[Opening Records for this task section]

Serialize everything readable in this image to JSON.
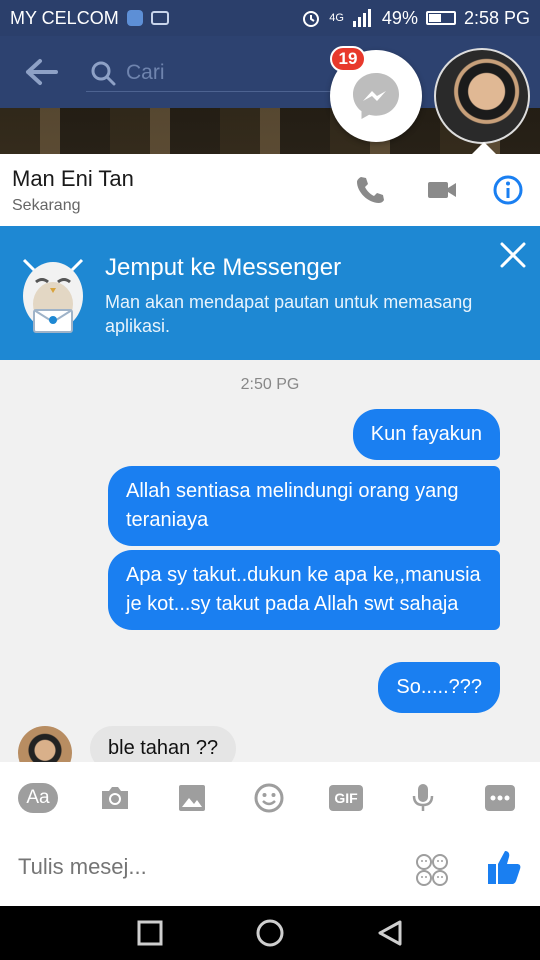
{
  "status_bar": {
    "carrier": "MY CELCOM",
    "signal_label": "4G",
    "battery": "49%",
    "battery_level": 0.49,
    "time": "2:58 PG"
  },
  "header": {
    "search_placeholder": "Cari",
    "badge_count": "19"
  },
  "contact": {
    "name": "Man Eni Tan",
    "status": "Sekarang"
  },
  "invite": {
    "title": "Jemput ke Messenger",
    "description": "Man akan mendapat pautan untuk memasang aplikasi."
  },
  "chat": {
    "timestamp": "2:50 PG",
    "outgoing": [
      "Kun fayakun",
      "Allah sentiasa melindungi orang yang teraniaya",
      "Apa sy takut..dukun ke apa ke,,manusia je kot...sy takut pada Allah swt sahaja",
      "So.....???"
    ],
    "incoming": [
      "ble tahan ??"
    ]
  },
  "composer": {
    "text_tool": "Aa",
    "gif_tool": "GIF",
    "placeholder": "Tulis mesej..."
  },
  "colors": {
    "status_bar": "#2b3f6b",
    "banner": "#1e88d3",
    "outgoing_bubble": "#1a7ff1",
    "incoming_bubble": "#e5e5e5",
    "badge": "#e8392c"
  }
}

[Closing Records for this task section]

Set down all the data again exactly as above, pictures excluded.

**Output for this exercise:**
Serialize everything readable in this image to JSON.
{
  "status_bar": {
    "carrier": "MY CELCOM",
    "signal_label": "4G",
    "battery": "49%",
    "battery_level": 0.49,
    "time": "2:58 PG"
  },
  "header": {
    "search_placeholder": "Cari",
    "badge_count": "19"
  },
  "contact": {
    "name": "Man Eni Tan",
    "status": "Sekarang"
  },
  "invite": {
    "title": "Jemput ke Messenger",
    "description": "Man akan mendapat pautan untuk memasang aplikasi."
  },
  "chat": {
    "timestamp": "2:50 PG",
    "outgoing": [
      "Kun fayakun",
      "Allah sentiasa melindungi orang yang teraniaya",
      "Apa sy takut..dukun ke apa ke,,manusia je kot...sy takut pada Allah swt sahaja",
      "So.....???"
    ],
    "incoming": [
      "ble tahan ??"
    ]
  },
  "composer": {
    "text_tool": "Aa",
    "gif_tool": "GIF",
    "placeholder": "Tulis mesej..."
  },
  "colors": {
    "status_bar": "#2b3f6b",
    "banner": "#1e88d3",
    "outgoing_bubble": "#1a7ff1",
    "incoming_bubble": "#e5e5e5",
    "badge": "#e8392c"
  }
}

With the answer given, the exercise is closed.